#### EXTRACTED INFORMATION:
^^^^^^^^^^^^^^^^
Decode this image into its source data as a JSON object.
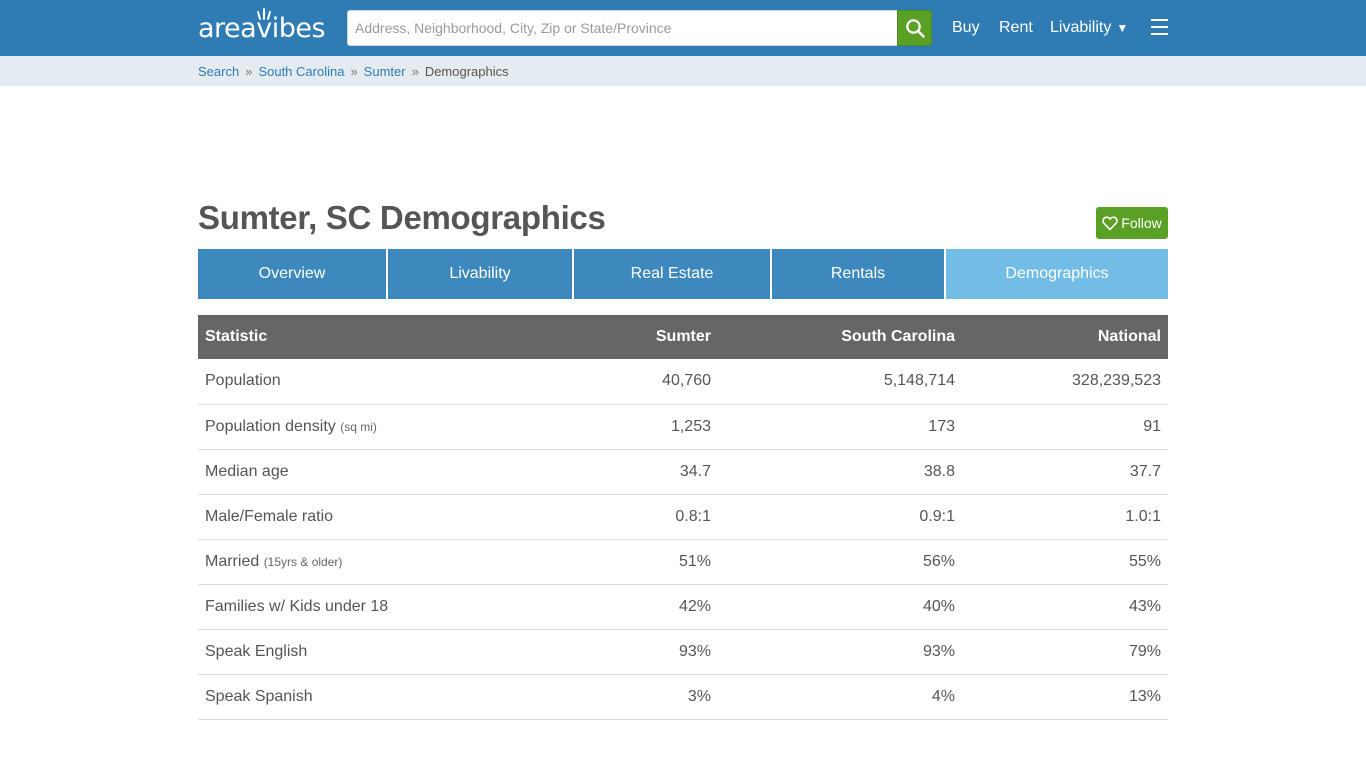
{
  "header": {
    "logo": "areavibes",
    "search": {
      "placeholder": "Address, Neighborhood, City, Zip or State/Province",
      "value": ""
    },
    "nav": {
      "buy": "Buy",
      "rent": "Rent",
      "livability": "Livability",
      "livability_caret": "▼"
    },
    "icons": [
      "search-icon",
      "menu-icon"
    ]
  },
  "breadcrumb": {
    "items": [
      "Search",
      "South Carolina",
      "Sumter"
    ],
    "current": "Demographics",
    "separator": "»"
  },
  "page": {
    "title": "Sumter, SC Demographics",
    "follow_label": "Follow"
  },
  "tabs": [
    {
      "label": "Overview",
      "active": false
    },
    {
      "label": "Livability",
      "active": false
    },
    {
      "label": "Real Estate",
      "active": false
    },
    {
      "label": "Rentals",
      "active": false
    },
    {
      "label": "Demographics",
      "active": true
    }
  ],
  "table": {
    "headers": [
      "Statistic",
      "Sumter",
      "South Carolina",
      "National"
    ],
    "rows": [
      {
        "stat": "Population",
        "note": "",
        "values": [
          "40,760",
          "5,148,714",
          "328,239,523"
        ]
      },
      {
        "stat": "Population density",
        "note": "(sq mi)",
        "values": [
          "1,253",
          "173",
          "91"
        ]
      },
      {
        "stat": "Median age",
        "note": "",
        "values": [
          "34.7",
          "38.8",
          "37.7"
        ]
      },
      {
        "stat": "Male/Female ratio",
        "note": "",
        "values": [
          "0.8:1",
          "0.9:1",
          "1.0:1"
        ]
      },
      {
        "stat": "Married",
        "note": "(15yrs & older)",
        "values": [
          "51%",
          "56%",
          "55%"
        ]
      },
      {
        "stat": "Families w/ Kids under 18",
        "note": "",
        "values": [
          "42%",
          "40%",
          "43%"
        ]
      },
      {
        "stat": "Speak English",
        "note": "",
        "values": [
          "93%",
          "93%",
          "79%"
        ]
      },
      {
        "stat": "Speak Spanish",
        "note": "",
        "values": [
          "3%",
          "4%",
          "13%"
        ]
      }
    ]
  },
  "colors": {
    "header_bg": "#2f7cb4",
    "accent_green": "#5aa025",
    "tab_bg": "#3d88bd",
    "tab_active_bg": "#72bde6",
    "table_header_bg": "#666666"
  }
}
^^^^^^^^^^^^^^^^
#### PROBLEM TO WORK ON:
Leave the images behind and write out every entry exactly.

#### OUTPUT:
Decode this image into its source data as a JSON object.
{
  "header": {
    "logo": "areavibes",
    "search": {
      "placeholder": "Address, Neighborhood, City, Zip or State/Province",
      "value": ""
    },
    "nav": {
      "buy": "Buy",
      "rent": "Rent",
      "livability": "Livability",
      "livability_caret": "▼"
    },
    "icons": [
      "search-icon",
      "menu-icon"
    ]
  },
  "breadcrumb": {
    "items": [
      "Search",
      "South Carolina",
      "Sumter"
    ],
    "current": "Demographics",
    "separator": "»"
  },
  "page": {
    "title": "Sumter, SC Demographics",
    "follow_label": "Follow"
  },
  "tabs": [
    {
      "label": "Overview",
      "active": false
    },
    {
      "label": "Livability",
      "active": false
    },
    {
      "label": "Real Estate",
      "active": false
    },
    {
      "label": "Rentals",
      "active": false
    },
    {
      "label": "Demographics",
      "active": true
    }
  ],
  "table": {
    "headers": [
      "Statistic",
      "Sumter",
      "South Carolina",
      "National"
    ],
    "rows": [
      {
        "stat": "Population",
        "note": "",
        "values": [
          "40,760",
          "5,148,714",
          "328,239,523"
        ]
      },
      {
        "stat": "Population density",
        "note": "(sq mi)",
        "values": [
          "1,253",
          "173",
          "91"
        ]
      },
      {
        "stat": "Median age",
        "note": "",
        "values": [
          "34.7",
          "38.8",
          "37.7"
        ]
      },
      {
        "stat": "Male/Female ratio",
        "note": "",
        "values": [
          "0.8:1",
          "0.9:1",
          "1.0:1"
        ]
      },
      {
        "stat": "Married",
        "note": "(15yrs & older)",
        "values": [
          "51%",
          "56%",
          "55%"
        ]
      },
      {
        "stat": "Families w/ Kids under 18",
        "note": "",
        "values": [
          "42%",
          "40%",
          "43%"
        ]
      },
      {
        "stat": "Speak English",
        "note": "",
        "values": [
          "93%",
          "93%",
          "79%"
        ]
      },
      {
        "stat": "Speak Spanish",
        "note": "",
        "values": [
          "3%",
          "4%",
          "13%"
        ]
      }
    ]
  },
  "colors": {
    "header_bg": "#2f7cb4",
    "accent_green": "#5aa025",
    "tab_bg": "#3d88bd",
    "tab_active_bg": "#72bde6",
    "table_header_bg": "#666666"
  }
}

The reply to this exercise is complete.